Record extracts Start Marker
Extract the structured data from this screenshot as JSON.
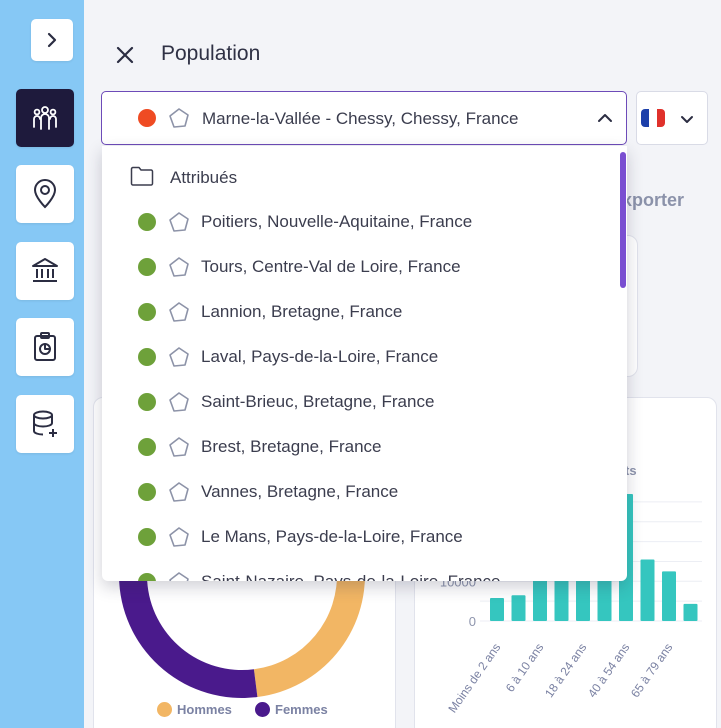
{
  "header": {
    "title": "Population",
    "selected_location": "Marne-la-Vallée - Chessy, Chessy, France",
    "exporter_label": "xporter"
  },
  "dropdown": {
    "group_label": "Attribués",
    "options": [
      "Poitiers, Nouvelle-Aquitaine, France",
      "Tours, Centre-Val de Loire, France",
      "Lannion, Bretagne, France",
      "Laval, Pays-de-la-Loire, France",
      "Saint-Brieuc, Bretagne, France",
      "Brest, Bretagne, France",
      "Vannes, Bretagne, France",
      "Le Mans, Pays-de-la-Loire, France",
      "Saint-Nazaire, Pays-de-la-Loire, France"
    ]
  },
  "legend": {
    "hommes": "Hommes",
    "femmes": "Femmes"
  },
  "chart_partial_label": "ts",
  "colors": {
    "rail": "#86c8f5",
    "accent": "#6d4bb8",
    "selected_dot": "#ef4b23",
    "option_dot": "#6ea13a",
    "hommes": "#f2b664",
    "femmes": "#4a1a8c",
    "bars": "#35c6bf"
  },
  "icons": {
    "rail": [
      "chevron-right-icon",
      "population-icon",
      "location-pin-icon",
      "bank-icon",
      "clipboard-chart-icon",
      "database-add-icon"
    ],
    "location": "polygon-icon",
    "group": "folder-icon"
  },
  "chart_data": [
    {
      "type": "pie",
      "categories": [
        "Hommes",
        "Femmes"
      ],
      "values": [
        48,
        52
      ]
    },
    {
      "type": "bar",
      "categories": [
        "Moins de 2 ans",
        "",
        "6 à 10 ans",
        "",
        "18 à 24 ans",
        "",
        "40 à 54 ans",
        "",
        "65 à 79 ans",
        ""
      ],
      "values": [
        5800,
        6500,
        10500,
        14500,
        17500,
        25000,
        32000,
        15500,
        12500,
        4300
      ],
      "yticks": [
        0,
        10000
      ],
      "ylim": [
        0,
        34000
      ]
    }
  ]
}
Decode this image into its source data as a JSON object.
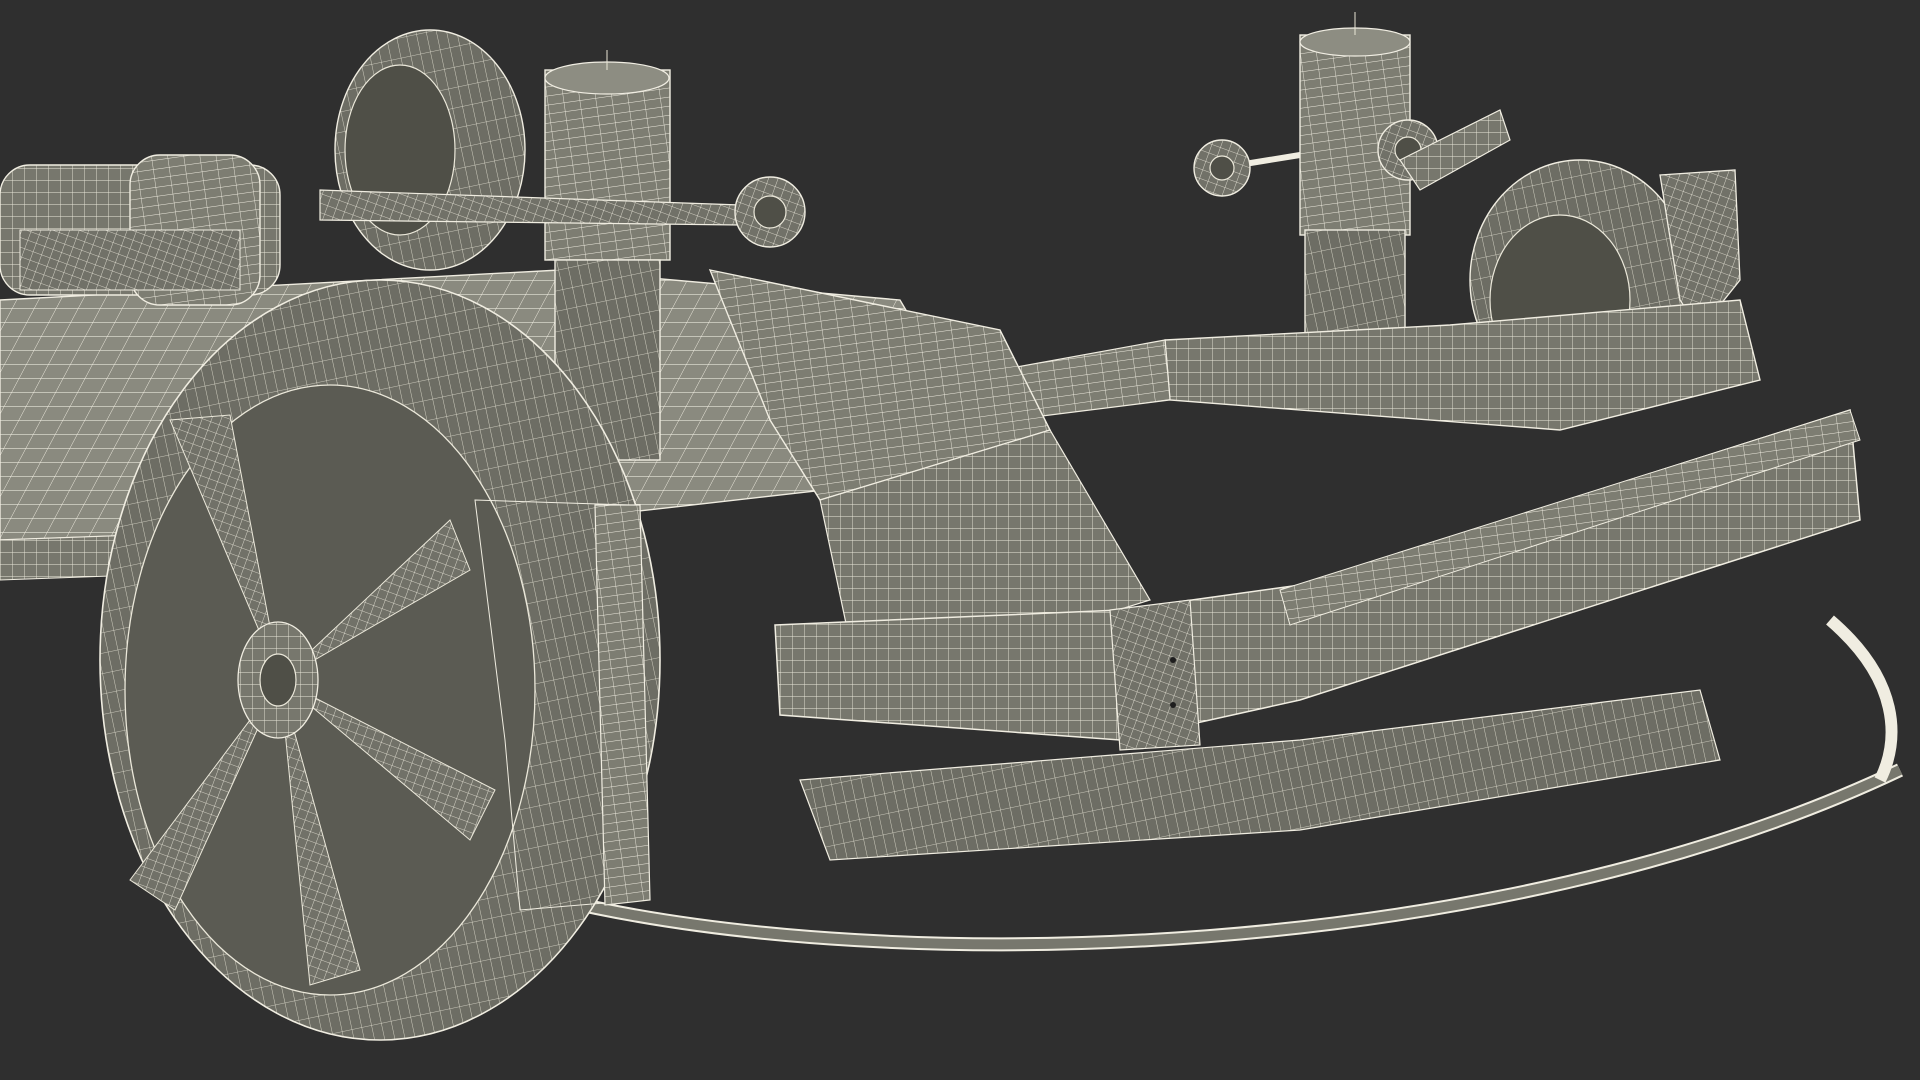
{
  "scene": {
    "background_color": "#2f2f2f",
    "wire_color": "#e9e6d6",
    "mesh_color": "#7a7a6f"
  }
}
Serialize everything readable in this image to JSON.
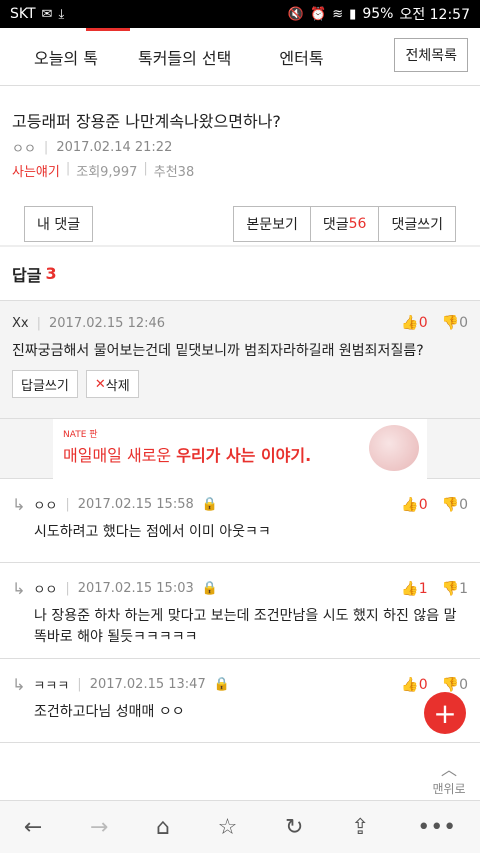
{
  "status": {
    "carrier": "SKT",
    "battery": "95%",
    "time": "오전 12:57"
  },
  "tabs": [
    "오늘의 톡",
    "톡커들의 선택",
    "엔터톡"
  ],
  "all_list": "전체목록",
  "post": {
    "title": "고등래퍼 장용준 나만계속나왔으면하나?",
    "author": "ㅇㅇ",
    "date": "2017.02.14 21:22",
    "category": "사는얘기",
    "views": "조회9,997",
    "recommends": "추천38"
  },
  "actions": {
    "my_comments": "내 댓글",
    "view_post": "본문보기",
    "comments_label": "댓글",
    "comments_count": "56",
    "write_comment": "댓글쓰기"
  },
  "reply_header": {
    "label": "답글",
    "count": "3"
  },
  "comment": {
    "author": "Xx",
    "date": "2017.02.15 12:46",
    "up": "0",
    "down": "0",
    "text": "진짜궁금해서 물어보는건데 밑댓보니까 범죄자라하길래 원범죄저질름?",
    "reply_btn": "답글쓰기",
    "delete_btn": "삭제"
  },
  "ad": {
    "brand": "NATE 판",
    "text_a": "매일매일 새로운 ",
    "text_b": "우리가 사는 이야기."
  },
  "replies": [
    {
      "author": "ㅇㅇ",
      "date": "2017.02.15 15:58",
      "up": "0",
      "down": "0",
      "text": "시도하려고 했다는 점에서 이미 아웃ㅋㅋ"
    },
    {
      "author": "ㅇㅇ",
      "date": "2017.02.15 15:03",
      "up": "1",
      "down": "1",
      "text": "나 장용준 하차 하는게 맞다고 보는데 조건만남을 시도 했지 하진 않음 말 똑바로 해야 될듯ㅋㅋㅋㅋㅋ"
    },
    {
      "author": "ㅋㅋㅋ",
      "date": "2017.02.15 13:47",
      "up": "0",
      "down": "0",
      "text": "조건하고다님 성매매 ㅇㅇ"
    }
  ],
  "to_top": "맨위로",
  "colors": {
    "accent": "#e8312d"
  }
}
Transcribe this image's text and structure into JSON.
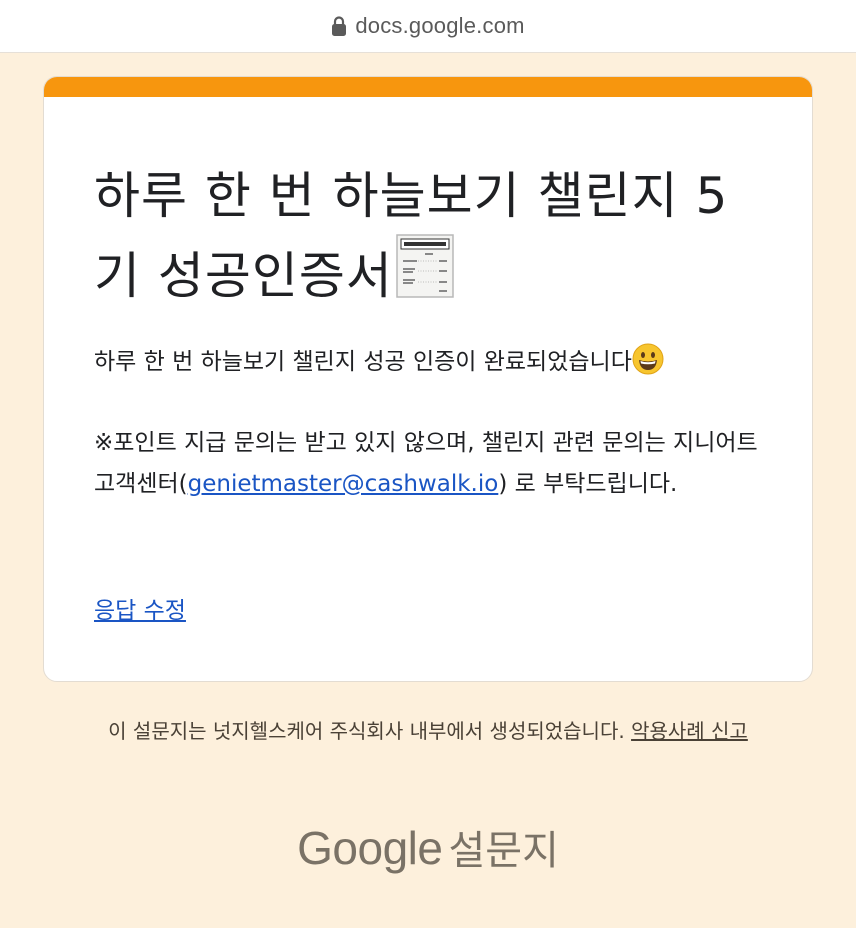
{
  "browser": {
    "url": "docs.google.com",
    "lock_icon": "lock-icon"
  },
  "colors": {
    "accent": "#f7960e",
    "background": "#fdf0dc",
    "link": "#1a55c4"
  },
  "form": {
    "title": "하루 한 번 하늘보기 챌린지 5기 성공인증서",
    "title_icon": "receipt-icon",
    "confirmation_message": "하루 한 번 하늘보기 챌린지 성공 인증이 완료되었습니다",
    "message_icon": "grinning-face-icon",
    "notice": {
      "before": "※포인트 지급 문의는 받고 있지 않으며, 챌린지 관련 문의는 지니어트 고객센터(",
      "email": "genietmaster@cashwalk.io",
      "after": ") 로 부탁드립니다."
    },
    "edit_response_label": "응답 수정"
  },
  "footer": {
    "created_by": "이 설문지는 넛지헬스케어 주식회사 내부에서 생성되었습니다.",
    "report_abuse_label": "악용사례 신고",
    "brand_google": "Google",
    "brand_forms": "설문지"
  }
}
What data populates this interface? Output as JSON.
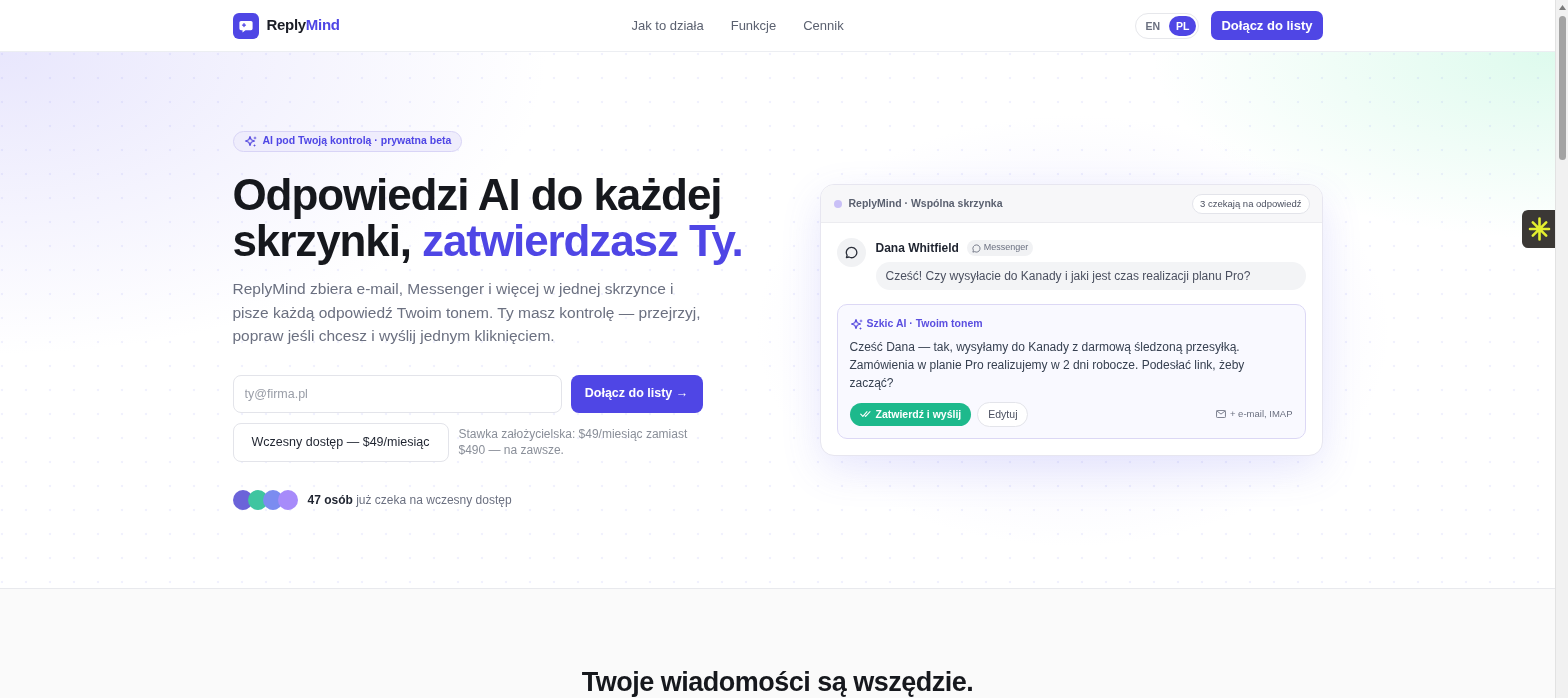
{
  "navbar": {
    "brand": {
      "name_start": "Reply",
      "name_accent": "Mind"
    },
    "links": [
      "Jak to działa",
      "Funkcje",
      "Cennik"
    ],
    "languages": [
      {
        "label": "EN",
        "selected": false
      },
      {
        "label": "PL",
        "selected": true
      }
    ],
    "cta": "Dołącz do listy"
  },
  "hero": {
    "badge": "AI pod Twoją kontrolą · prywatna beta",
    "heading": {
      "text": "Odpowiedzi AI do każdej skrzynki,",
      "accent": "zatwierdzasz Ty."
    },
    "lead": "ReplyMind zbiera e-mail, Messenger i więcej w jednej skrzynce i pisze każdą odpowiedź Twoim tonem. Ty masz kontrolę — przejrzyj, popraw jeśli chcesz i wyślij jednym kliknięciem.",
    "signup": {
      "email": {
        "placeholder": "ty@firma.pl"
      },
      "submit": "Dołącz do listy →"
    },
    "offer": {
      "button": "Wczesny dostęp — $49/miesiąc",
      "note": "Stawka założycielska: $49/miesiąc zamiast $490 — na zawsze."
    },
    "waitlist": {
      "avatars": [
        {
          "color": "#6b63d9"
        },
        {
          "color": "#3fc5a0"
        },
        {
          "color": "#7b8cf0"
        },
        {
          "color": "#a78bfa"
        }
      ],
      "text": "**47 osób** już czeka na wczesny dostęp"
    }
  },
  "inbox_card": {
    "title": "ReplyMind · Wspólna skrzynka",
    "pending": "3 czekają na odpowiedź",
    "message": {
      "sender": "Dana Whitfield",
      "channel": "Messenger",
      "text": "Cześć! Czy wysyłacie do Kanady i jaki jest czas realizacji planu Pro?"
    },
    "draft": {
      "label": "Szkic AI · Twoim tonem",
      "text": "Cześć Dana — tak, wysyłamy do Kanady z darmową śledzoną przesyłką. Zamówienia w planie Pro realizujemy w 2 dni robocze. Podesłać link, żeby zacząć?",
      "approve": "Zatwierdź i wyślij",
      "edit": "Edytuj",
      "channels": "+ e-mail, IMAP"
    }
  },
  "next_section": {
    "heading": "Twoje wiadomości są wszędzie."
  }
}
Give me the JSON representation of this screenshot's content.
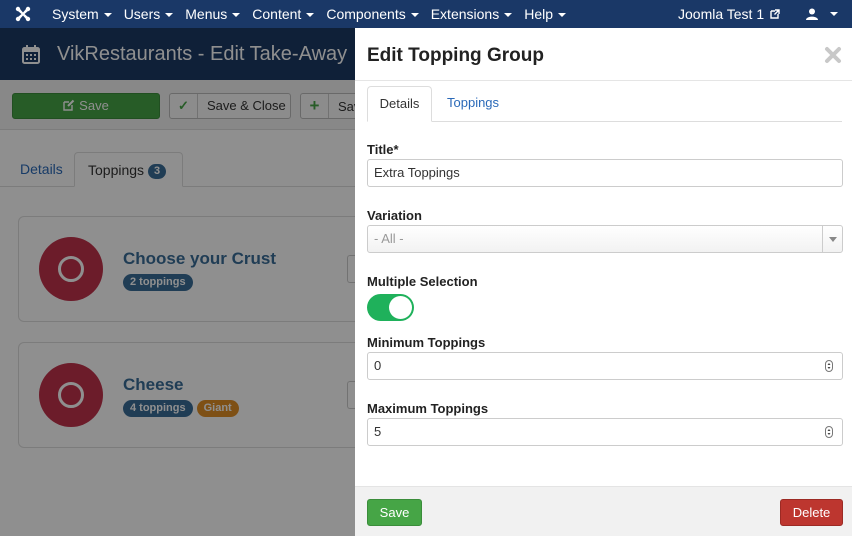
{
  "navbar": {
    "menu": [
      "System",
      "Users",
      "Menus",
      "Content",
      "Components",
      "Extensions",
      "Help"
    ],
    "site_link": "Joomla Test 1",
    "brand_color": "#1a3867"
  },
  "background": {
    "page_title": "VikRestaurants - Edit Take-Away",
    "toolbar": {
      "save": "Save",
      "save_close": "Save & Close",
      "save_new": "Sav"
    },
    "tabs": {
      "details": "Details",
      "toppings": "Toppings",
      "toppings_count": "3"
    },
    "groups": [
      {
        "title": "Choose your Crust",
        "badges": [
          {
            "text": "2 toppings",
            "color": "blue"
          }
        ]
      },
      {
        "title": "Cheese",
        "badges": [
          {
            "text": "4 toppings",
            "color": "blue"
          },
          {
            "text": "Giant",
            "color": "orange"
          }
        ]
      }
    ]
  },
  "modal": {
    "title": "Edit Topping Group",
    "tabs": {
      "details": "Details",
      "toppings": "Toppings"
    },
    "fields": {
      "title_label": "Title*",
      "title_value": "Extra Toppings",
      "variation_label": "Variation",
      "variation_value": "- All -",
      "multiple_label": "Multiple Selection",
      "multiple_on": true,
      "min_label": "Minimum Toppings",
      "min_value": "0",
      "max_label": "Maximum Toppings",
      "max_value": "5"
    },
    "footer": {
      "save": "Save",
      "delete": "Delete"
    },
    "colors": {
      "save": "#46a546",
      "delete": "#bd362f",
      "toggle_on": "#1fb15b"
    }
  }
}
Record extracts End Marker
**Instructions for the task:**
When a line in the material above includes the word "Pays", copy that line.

**Response for this exercise:**
      "Laval, Pays-de-la-Loire, France",
      "Le Mans, Pays-de-la-Loire, France",
      "Saint-Nazaire, Pays-de-la-Loire, France"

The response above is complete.